Element data from apps and pages
····················

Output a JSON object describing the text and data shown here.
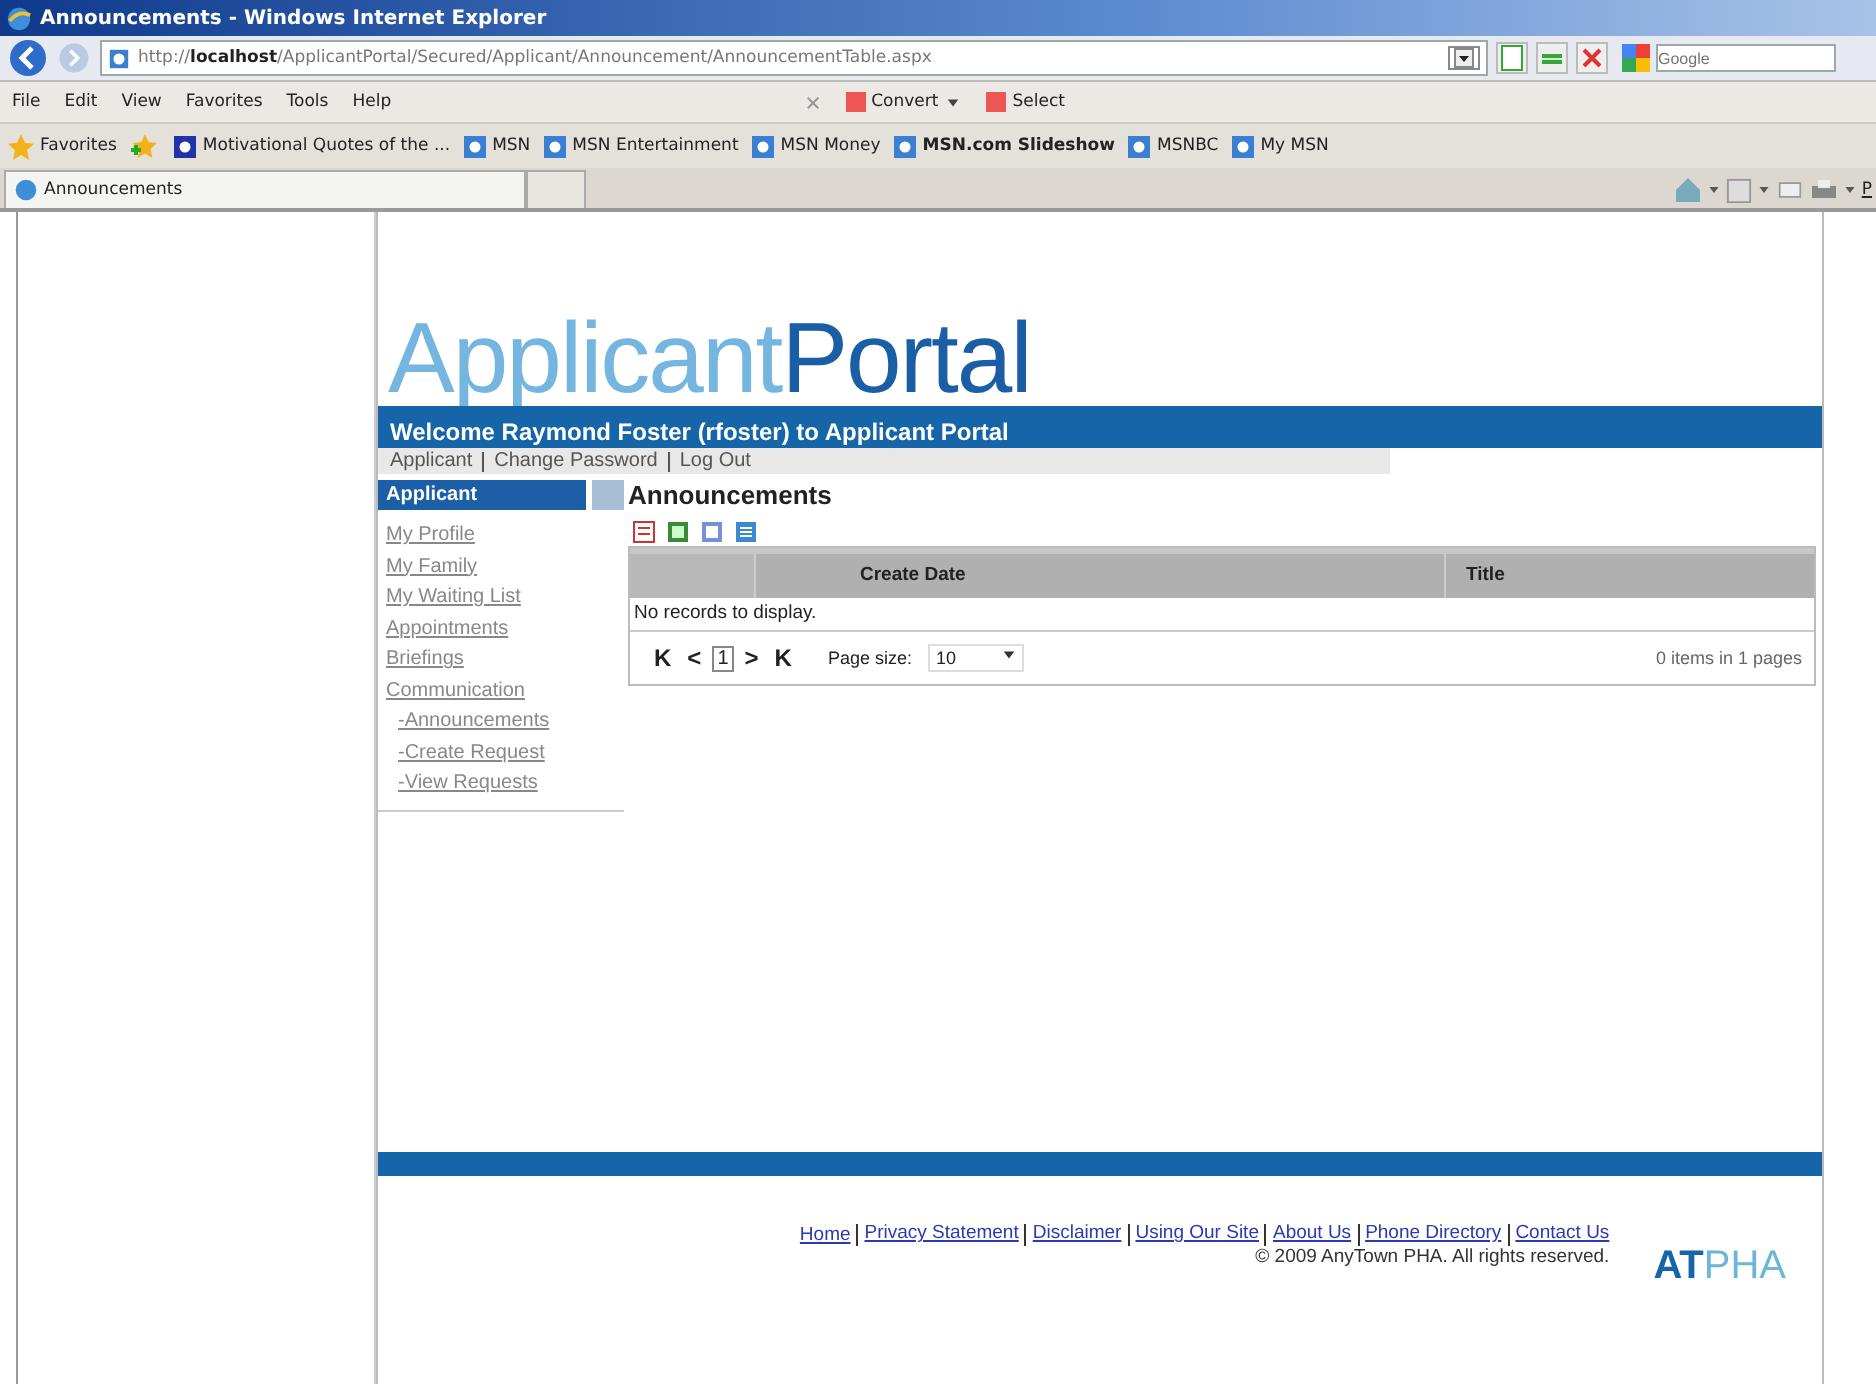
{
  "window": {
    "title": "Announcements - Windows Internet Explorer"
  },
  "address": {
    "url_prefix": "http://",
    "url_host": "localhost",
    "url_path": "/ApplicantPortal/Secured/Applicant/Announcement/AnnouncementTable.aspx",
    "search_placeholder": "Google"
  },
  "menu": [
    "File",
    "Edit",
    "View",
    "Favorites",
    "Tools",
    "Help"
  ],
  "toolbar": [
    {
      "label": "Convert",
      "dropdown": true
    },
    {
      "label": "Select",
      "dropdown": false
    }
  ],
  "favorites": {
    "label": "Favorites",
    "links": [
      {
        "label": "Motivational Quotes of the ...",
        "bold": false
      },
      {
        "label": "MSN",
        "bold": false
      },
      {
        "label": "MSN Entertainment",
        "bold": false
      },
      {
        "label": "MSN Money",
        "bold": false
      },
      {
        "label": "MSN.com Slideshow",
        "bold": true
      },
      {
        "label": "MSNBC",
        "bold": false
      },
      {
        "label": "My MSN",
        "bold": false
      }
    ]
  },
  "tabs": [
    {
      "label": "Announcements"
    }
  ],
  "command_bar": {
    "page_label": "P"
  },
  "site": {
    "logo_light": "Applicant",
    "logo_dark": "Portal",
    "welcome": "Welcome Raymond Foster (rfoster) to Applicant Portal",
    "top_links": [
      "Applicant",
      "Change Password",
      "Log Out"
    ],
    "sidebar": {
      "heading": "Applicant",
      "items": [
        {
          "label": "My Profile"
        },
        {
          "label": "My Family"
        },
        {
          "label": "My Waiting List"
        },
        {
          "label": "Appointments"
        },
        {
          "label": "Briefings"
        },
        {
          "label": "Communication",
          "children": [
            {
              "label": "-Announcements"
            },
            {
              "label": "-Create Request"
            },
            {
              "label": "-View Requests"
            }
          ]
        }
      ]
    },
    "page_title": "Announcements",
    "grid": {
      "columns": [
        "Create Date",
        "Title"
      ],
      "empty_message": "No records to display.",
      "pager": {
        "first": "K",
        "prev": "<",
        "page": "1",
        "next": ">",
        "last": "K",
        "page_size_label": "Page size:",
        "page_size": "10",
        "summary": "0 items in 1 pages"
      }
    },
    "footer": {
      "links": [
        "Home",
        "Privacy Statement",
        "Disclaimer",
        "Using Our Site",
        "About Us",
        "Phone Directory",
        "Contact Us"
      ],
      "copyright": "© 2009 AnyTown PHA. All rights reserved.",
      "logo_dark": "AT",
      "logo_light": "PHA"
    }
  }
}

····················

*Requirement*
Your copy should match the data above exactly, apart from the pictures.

*Answer area*
Output a JSON object describing the text and data shown here.
{
  "window": {
    "title": "Announcements - Windows Internet Explorer"
  },
  "address": {
    "url_prefix": "http://",
    "url_host": "localhost",
    "url_path": "/ApplicantPortal/Secured/Applicant/Announcement/AnnouncementTable.aspx",
    "search_placeholder": "Google"
  },
  "menu": [
    "File",
    "Edit",
    "View",
    "Favorites",
    "Tools",
    "Help"
  ],
  "toolbar": [
    {
      "label": "Convert",
      "dropdown": true
    },
    {
      "label": "Select",
      "dropdown": false
    }
  ],
  "favorites": {
    "label": "Favorites",
    "links": [
      {
        "label": "Motivational Quotes of the ...",
        "bold": false
      },
      {
        "label": "MSN",
        "bold": false
      },
      {
        "label": "MSN Entertainment",
        "bold": false
      },
      {
        "label": "MSN Money",
        "bold": false
      },
      {
        "label": "MSN.com Slideshow",
        "bold": true
      },
      {
        "label": "MSNBC",
        "bold": false
      },
      {
        "label": "My MSN",
        "bold": false
      }
    ]
  },
  "tabs": [
    {
      "label": "Announcements"
    }
  ],
  "command_bar": {
    "page_label": "P"
  },
  "site": {
    "logo_light": "Applicant",
    "logo_dark": "Portal",
    "welcome": "Welcome Raymond Foster (rfoster) to Applicant Portal",
    "top_links": [
      "Applicant",
      "Change Password",
      "Log Out"
    ],
    "sidebar": {
      "heading": "Applicant",
      "items": [
        {
          "label": "My Profile"
        },
        {
          "label": "My Family"
        },
        {
          "label": "My Waiting List"
        },
        {
          "label": "Appointments"
        },
        {
          "label": "Briefings"
        },
        {
          "label": "Communication",
          "children": [
            {
              "label": "-Announcements"
            },
            {
              "label": "-Create Request"
            },
            {
              "label": "-View Requests"
            }
          ]
        }
      ]
    },
    "page_title": "Announcements",
    "grid": {
      "columns": [
        "Create Date",
        "Title"
      ],
      "empty_message": "No records to display.",
      "pager": {
        "first": "K",
        "prev": "<",
        "page": "1",
        "next": ">",
        "last": "K",
        "page_size_label": "Page size:",
        "page_size": "10",
        "summary": "0 items in 1 pages"
      }
    },
    "footer": {
      "links": [
        "Home",
        "Privacy Statement",
        "Disclaimer",
        "Using Our Site",
        "About Us",
        "Phone Directory",
        "Contact Us"
      ],
      "copyright": "© 2009 AnyTown PHA. All rights reserved.",
      "logo_dark": "AT",
      "logo_light": "PHA"
    }
  }
}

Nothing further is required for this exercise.